They drove the majority of Americans out of the construction business, and now the chickens are coming home to roost. Who wants to compete with a guy who'll live with 15 other guys in a one bedroom apartment, has no insurance, will take unlimited shit from their employer, and often doesn't pay any taxes?The same exact 'shortage' is happening within the trucking industry. They pay drivers less than they did 30 years ago, treat them like shit, and yet wonder why so few suckers... I meant new drivers are coming into the industry.What?! Americans don't want to work jobs for the same money they paid 35 years ago? Those lazy bastards! Eliminate the borders so we'll have more slaves... I meant, 'hardworking' (desperate) immigrant laborers.

In reply to by gimme soma dat

takeaction gimme soma dat Sun, 08/20/2017 - 20:41 Permalink

That is NOT TRUE my friend.  Most business owners can not find good people no matter what the salary.What I need.....NOTE: These things can not be asked on an application, but they tell a story from my 35 years of employing people.
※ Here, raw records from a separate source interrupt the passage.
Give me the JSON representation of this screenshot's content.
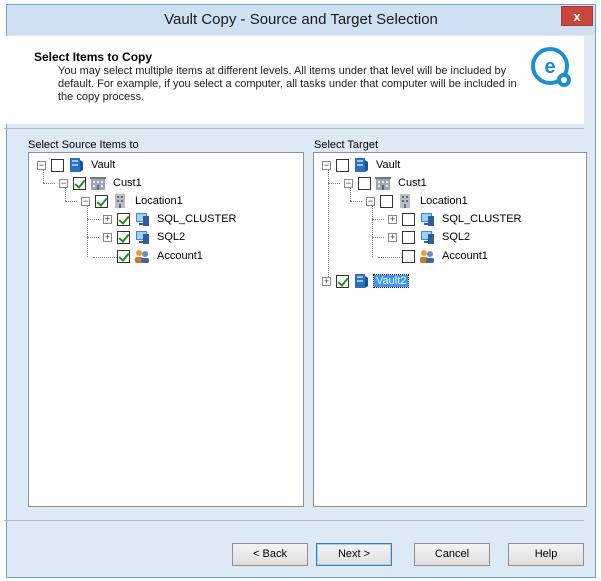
{
  "window": {
    "title": "Vault Copy - Source and Target Selection",
    "close_label": "x"
  },
  "header": {
    "title": "Select Items to Copy",
    "description": "You may select multiple items at different levels.  All items under that level will be included by default. For example, if you select a computer, all tasks under that computer will be included in the copy process."
  },
  "source": {
    "label": "Select Source Items to",
    "nodes": [
      {
        "label": "Vault",
        "checked": false,
        "icon": "vault-icon"
      },
      {
        "label": "Cust1",
        "checked": true,
        "icon": "customer-icon"
      },
      {
        "label": "Location1",
        "checked": true,
        "icon": "location-icon"
      },
      {
        "label": "SQL_CLUSTER",
        "checked": true,
        "icon": "computer-icon"
      },
      {
        "label": "SQL2",
        "checked": true,
        "icon": "computer-icon"
      },
      {
        "label": "Account1",
        "checked": true,
        "icon": "account-icon"
      }
    ]
  },
  "target": {
    "label": "Select Target",
    "nodes": [
      {
        "label": "Vault",
        "checked": false,
        "icon": "vault-icon"
      },
      {
        "label": "Cust1",
        "checked": false,
        "icon": "customer-icon"
      },
      {
        "label": "Location1",
        "checked": false,
        "icon": "location-icon"
      },
      {
        "label": "SQL_CLUSTER",
        "checked": false,
        "icon": "computer-icon"
      },
      {
        "label": "SQL2",
        "checked": false,
        "icon": "computer-icon"
      },
      {
        "label": "Account1",
        "checked": false,
        "icon": "account-icon"
      },
      {
        "label": "Vault2",
        "checked": true,
        "icon": "vault-icon",
        "selected": true
      }
    ]
  },
  "buttons": {
    "back": "< Back",
    "next": "Next >",
    "cancel": "Cancel",
    "help": "Help"
  },
  "colors": {
    "accent": "#3399ff",
    "check": "#1d8f1d",
    "logo": "#1a8fd1"
  }
}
When you talk to someone for about 15 minutes, you can get a glimpse of how they run their life, and how they would be as a representitive for your store.Self MotivatedNon SmokingNo Tatoos on your FaceNo Gauges in your earsNo facial piercings.Show up for work on timeWill not use cell phone while at workBring your lunchDoes not show up hung overHas a good car.No debtGood CreditDrug test and Credit check usually weeds out 70% of most....Why do we do a credit check?  I have found that credit shows how you run your is a crystal ball telling you who you are.  That is why rental agencies use it...Insurance Companies use tells a story real fast... You have bad credit....well, you don't make good decisions....and I can't have that.  That is this too hard?  For myself and many other business owners....what I just listed is nearly impossible to find.  And for pay...we will start somebody at $20 to $30 an hour for little experience.  If you come from our industry....and you are good...we will start you at $70,000 to $100,000.  Electronic Sales and Installation.  I could open many more stores if I had the people...They don't exist....many times people from around the world will try and call us out...saying "Bullshit"...then we fax over some W-2's from our other employees and then we don't here from them weird?On a side note.....I had a guy agree to work on my cabinets at my house.  He said...$45 an hour.  I said...let's get started tomorrow.  Never saw him again...

In reply to by gimme soma dat

Duc888 takeaction Sun, 08/20/2017 - 21:20 Permalink

  "Why do we do a credit check? I have found that credit shows how you run your is a crystal ball telling you who you are. That is why rental agencies use it...Insurance Companies use tells a story real fast... You have bad credit....well, you don't make good decisions....and I can't have that. "   That's bullshit. So living within my means and having NO debt is not a good decision?I have a low credit score because I have not taken a loan out for anything in over 20 years, no mortgage, no car loans, one secured credit card (that does not even show up on the three credit reports because it is NOT revolving credit). I have ZERO fucking debt, yet have a low credit score.

In reply to by takeaction

83_vf_1100_c Duc888 Sun, 08/20/2017 - 23:03 Permalink

  Its the system and you gotta play the game. Use your card for a purchase every few months. Pay it in full when the bill comes in. I have no debt. Mortgage paid off, cash for vehicles. Bought a $4800 lawnmower at 0 down, 0% and put the cash in the safe just in case. Set up billpay for 2x the pymt and boosted my score. It may not make sense, it may not be fair, it is reality. You can game the system and still stay debt free.

In reply to by Duc888